Source records:
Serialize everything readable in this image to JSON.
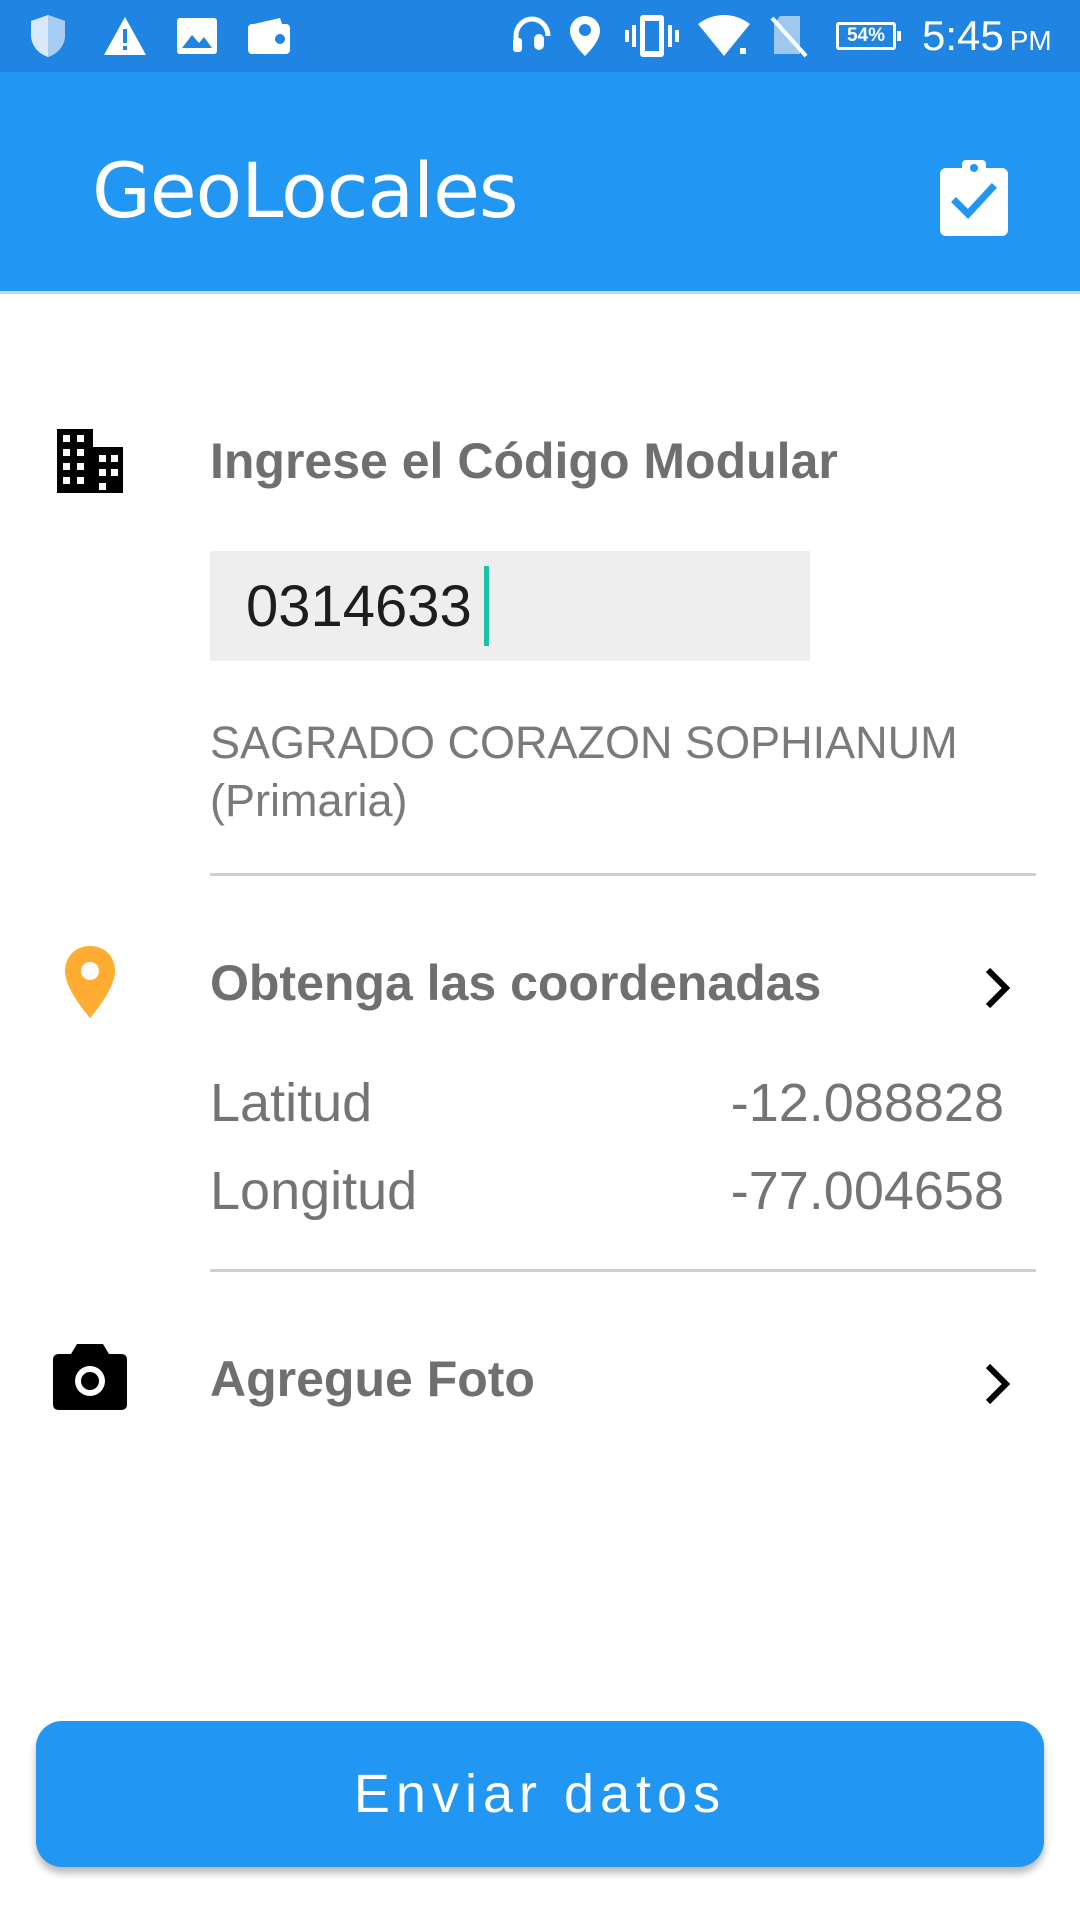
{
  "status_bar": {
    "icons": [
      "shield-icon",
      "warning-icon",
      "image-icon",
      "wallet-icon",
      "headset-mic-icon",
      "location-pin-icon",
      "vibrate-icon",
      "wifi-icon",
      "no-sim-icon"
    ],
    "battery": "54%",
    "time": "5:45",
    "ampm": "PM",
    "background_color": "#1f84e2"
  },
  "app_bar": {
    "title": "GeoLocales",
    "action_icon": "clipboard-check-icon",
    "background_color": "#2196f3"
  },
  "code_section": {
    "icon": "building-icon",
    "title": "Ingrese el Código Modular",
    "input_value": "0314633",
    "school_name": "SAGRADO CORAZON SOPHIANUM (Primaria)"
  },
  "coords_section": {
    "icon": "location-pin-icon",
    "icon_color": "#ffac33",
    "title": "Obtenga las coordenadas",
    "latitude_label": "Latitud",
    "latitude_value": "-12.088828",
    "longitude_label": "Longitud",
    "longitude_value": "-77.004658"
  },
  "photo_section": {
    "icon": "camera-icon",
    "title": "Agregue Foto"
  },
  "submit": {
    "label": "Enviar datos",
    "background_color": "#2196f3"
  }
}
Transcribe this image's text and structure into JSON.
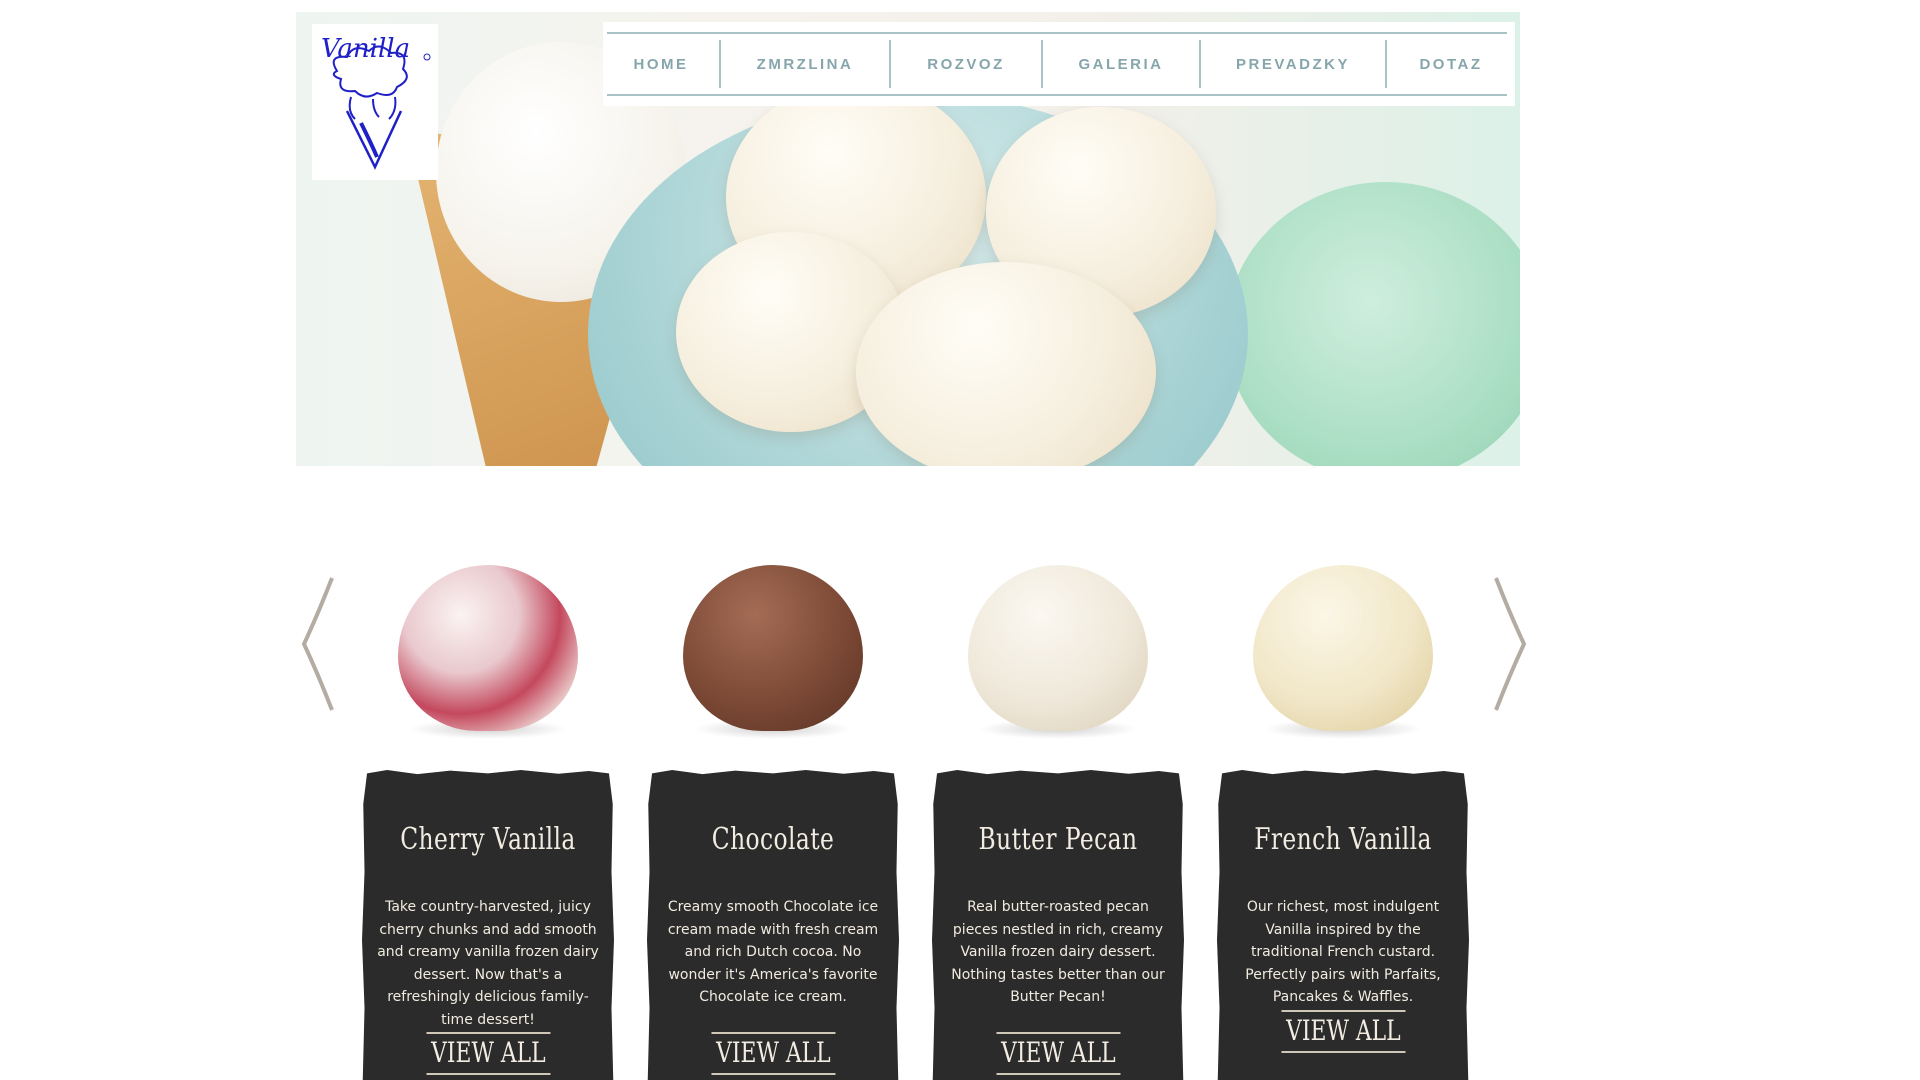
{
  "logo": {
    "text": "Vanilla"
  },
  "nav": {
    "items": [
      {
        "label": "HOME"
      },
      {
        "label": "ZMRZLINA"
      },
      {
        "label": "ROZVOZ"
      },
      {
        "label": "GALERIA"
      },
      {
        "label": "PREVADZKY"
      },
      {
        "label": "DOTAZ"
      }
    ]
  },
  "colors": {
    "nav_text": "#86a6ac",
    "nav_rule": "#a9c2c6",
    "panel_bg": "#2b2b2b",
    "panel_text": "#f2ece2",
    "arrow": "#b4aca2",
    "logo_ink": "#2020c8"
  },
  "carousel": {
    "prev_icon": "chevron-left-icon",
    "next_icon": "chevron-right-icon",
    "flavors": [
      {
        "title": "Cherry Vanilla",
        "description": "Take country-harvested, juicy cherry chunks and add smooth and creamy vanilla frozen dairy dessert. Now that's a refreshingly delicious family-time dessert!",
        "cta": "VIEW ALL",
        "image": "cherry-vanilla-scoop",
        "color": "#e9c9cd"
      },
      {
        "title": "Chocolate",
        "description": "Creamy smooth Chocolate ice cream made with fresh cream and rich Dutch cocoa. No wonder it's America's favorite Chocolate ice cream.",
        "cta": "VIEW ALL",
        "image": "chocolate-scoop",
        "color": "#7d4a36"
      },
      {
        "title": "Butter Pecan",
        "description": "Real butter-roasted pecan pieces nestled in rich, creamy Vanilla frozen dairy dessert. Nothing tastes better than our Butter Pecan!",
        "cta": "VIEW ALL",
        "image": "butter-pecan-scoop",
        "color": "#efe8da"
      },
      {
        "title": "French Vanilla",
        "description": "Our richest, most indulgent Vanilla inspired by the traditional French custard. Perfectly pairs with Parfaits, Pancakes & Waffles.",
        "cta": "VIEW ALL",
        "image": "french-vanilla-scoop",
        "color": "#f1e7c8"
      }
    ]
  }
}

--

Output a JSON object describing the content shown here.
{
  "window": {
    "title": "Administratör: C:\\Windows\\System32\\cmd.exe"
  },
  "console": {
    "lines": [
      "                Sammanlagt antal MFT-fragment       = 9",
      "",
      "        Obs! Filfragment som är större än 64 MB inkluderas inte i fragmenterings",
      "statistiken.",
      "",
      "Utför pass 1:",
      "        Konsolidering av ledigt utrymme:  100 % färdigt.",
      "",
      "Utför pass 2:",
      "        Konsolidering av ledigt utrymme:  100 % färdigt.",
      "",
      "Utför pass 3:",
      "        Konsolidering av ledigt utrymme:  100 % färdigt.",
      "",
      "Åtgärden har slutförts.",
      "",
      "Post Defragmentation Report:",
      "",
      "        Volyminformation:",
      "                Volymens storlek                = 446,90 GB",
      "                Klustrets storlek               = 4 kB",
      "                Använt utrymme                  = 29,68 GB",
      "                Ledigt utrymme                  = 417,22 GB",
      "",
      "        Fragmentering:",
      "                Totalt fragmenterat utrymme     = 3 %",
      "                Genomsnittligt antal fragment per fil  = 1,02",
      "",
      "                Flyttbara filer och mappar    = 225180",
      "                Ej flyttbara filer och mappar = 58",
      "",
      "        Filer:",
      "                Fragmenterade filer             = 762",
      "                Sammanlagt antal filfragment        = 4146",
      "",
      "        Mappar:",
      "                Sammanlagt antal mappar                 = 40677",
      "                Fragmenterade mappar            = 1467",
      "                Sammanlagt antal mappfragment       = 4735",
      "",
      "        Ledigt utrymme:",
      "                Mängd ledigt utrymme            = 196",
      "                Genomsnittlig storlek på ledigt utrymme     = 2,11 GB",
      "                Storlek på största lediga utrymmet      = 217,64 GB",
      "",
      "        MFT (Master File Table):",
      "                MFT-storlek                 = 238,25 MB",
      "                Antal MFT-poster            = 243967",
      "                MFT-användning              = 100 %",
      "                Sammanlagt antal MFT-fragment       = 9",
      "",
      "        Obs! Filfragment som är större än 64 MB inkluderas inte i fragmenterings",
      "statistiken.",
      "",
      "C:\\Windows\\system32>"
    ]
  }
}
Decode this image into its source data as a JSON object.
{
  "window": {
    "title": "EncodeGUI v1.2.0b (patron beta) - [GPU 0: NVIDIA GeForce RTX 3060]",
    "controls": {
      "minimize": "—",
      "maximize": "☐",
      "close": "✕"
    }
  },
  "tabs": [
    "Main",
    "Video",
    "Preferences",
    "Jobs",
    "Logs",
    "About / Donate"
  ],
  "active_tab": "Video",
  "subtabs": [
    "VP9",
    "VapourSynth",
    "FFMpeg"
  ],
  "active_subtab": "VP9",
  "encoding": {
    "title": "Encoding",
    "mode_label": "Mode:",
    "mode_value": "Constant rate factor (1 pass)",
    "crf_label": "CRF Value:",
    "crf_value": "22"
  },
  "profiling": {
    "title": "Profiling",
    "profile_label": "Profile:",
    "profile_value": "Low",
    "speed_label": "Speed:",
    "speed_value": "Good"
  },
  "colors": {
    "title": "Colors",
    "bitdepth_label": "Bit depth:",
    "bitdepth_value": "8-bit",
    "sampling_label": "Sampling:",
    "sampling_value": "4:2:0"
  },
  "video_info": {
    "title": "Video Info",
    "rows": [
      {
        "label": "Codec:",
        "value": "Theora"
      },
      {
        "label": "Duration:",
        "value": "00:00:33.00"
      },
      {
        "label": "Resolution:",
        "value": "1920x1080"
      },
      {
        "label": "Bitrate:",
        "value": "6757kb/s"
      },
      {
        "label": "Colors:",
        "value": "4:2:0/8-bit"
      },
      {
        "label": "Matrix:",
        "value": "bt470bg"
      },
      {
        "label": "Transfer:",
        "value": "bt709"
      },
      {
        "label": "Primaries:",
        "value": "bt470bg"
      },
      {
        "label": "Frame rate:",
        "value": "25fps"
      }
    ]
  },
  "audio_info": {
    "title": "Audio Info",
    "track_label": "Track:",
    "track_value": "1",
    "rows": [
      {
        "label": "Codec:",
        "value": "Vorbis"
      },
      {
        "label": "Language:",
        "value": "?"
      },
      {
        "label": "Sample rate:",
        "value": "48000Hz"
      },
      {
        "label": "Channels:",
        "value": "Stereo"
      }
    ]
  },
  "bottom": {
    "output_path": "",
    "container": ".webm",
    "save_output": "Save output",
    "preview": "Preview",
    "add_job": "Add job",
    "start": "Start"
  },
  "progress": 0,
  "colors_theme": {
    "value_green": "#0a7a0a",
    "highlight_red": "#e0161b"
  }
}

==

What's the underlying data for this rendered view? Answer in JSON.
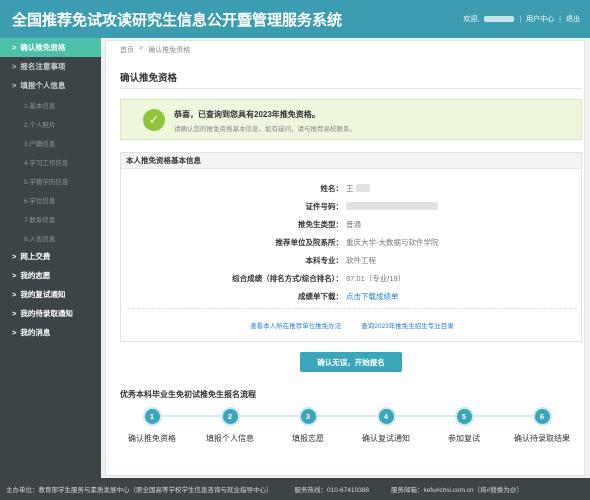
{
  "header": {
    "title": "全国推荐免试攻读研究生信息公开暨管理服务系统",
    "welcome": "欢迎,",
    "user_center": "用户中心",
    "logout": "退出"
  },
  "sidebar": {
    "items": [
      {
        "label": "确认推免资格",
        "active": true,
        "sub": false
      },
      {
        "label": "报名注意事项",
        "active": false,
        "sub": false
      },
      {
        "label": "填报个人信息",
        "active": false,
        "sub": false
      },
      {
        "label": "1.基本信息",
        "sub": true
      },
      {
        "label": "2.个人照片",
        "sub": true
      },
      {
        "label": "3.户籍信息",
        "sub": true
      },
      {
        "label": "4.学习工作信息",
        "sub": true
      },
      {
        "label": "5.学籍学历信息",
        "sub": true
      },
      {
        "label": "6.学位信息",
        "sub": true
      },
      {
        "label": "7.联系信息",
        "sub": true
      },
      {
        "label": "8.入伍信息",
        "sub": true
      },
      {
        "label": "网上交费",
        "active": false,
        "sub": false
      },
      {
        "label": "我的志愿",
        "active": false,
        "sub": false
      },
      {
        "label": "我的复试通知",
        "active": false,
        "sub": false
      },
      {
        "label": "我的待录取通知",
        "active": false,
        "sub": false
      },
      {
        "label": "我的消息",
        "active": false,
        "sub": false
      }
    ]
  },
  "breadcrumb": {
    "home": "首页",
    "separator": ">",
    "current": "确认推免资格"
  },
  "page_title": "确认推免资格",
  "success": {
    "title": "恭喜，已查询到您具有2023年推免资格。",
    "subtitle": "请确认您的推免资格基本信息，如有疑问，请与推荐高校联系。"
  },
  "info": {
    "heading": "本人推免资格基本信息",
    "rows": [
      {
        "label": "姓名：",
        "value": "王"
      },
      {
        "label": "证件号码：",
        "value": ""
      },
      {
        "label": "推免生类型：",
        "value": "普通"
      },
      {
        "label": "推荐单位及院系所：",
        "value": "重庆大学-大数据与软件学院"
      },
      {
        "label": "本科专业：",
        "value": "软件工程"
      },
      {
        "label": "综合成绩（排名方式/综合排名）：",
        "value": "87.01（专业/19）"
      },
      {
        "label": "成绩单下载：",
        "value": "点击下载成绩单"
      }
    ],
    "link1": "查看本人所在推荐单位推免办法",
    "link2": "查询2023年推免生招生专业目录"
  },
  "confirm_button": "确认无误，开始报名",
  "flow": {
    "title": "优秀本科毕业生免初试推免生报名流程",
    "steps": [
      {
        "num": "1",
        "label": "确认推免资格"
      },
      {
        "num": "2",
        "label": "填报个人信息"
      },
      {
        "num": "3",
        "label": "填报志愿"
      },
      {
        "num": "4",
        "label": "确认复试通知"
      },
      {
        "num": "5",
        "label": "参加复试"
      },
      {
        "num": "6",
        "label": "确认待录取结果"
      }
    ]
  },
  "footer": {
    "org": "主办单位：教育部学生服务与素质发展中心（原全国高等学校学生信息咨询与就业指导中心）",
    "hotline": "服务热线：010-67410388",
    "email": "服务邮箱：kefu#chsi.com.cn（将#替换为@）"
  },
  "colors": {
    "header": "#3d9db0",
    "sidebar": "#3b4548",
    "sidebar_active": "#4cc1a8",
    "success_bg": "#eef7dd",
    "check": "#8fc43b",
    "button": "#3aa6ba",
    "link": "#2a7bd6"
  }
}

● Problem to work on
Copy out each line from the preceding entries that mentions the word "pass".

● Exercise answer
      "Utför pass 1:",
      "Utför pass 2:",
      "Utför pass 3:",
    "mode_value": "Constant rate factor (1 pass)",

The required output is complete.